[Page and application data records]

● ● ● ● ● ● ●

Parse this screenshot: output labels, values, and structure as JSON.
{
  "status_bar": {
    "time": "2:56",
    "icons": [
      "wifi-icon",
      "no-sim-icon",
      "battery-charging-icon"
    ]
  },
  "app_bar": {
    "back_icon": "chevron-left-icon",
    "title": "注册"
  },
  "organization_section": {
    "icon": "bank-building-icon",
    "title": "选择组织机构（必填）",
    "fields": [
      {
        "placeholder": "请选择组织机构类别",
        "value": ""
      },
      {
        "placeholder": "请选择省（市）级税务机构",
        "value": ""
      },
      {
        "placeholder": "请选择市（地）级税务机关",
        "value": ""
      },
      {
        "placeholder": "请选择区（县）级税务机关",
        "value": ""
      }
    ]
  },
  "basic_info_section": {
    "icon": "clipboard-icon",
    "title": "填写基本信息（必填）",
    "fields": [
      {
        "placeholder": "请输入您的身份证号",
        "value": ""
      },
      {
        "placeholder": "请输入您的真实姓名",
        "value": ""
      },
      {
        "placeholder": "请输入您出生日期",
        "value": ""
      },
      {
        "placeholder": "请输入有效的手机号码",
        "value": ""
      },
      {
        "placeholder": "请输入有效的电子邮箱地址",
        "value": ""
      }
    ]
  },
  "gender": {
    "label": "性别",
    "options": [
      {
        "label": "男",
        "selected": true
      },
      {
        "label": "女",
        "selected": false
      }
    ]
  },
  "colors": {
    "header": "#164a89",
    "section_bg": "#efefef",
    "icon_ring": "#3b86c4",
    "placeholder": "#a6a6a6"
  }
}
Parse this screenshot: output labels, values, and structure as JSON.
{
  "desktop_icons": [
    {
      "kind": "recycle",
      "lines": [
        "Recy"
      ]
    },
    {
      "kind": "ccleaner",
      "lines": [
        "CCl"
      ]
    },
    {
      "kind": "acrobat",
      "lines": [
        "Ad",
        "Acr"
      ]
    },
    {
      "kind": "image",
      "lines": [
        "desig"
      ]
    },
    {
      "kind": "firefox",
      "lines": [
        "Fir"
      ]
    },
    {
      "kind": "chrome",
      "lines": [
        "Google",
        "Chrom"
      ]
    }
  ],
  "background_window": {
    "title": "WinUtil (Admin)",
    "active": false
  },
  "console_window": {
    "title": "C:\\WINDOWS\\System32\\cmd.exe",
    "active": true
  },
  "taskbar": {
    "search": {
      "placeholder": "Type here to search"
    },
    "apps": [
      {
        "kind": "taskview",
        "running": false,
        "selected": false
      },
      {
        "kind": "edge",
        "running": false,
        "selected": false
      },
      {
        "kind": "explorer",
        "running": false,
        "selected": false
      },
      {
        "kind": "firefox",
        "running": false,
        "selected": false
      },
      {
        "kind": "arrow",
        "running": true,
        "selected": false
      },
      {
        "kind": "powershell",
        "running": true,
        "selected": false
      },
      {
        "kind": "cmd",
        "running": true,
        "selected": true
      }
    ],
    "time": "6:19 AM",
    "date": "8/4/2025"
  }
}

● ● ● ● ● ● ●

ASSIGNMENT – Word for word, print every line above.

SOLUTION TO THIS TASK –
Parse this screenshot: output labels, values, and structure as JSON.
{
  "status_bar": {
    "time": "2:56",
    "icons": [
      "wifi-icon",
      "no-sim-icon",
      "battery-charging-icon"
    ]
  },
  "app_bar": {
    "back_icon": "chevron-left-icon",
    "title": "注册"
  },
  "organization_section": {
    "icon": "bank-building-icon",
    "title": "选择组织机构（必填）",
    "fields": [
      {
        "placeholder": "请选择组织机构类别",
        "value": ""
      },
      {
        "placeholder": "请选择省（市）级税务机构",
        "value": ""
      },
      {
        "placeholder": "请选择市（地）级税务机关",
        "value": ""
      },
      {
        "placeholder": "请选择区（县）级税务机关",
        "value": ""
      }
    ]
  },
  "basic_info_section": {
    "icon": "clipboard-icon",
    "title": "填写基本信息（必填）",
    "fields": [
      {
        "placeholder": "请输入您的身份证号",
        "value": ""
      },
      {
        "placeholder": "请输入您的真实姓名",
        "value": ""
      },
      {
        "placeholder": "请输入您出生日期",
        "value": ""
      },
      {
        "placeholder": "请输入有效的手机号码",
        "value": ""
      },
      {
        "placeholder": "请输入有效的电子邮箱地址",
        "value": ""
      }
    ]
  },
  "gender": {
    "label": "性别",
    "options": [
      {
        "label": "男",
        "selected": true
      },
      {
        "label": "女",
        "selected": false
      }
    ]
  },
  "colors": {
    "header": "#164a89",
    "section_bg": "#efefef",
    "icon_ring": "#3b86c4",
    "placeholder": "#a6a6a6"
  }
}
Parse this screenshot: output labels, values, and structure as JSON.
{
  "desktop_icons": [
    {
      "kind": "recycle",
      "lines": [
        "Recy"
      ]
    },
    {
      "kind": "ccleaner",
      "lines": [
        "CCl"
      ]
    },
    {
      "kind": "acrobat",
      "lines": [
        "Ad",
        "Acr"
      ]
    },
    {
      "kind": "image",
      "lines": [
        "desig"
      ]
    },
    {
      "kind": "firefox",
      "lines": [
        "Fir"
      ]
    },
    {
      "kind": "chrome",
      "lines": [
        "Google",
        "Chrom"
      ]
    }
  ],
  "background_window": {
    "title": "WinUtil (Admin)",
    "active": false
  },
  "console_window": {
    "title": "C:\\WINDOWS\\System32\\cmd.exe",
    "active": true
  },
  "taskbar": {
    "search": {
      "placeholder": "Type here to search"
    },
    "apps": [
      {
        "kind": "taskview",
        "running": false,
        "selected": false
      },
      {
        "kind": "edge",
        "running": false,
        "selected": false
      },
      {
        "kind": "explorer",
        "running": false,
        "selected": false
      },
      {
        "kind": "firefox",
        "running": false,
        "selected": false
      },
      {
        "kind": "arrow",
        "running": true,
        "selected": false
      },
      {
        "kind": "powershell",
        "running": true,
        "selected": false
      },
      {
        "kind": "cmd",
        "running": true,
        "selected": true
      }
    ],
    "time": "6:19 AM",
    "date": "8/4/2025"
  }
}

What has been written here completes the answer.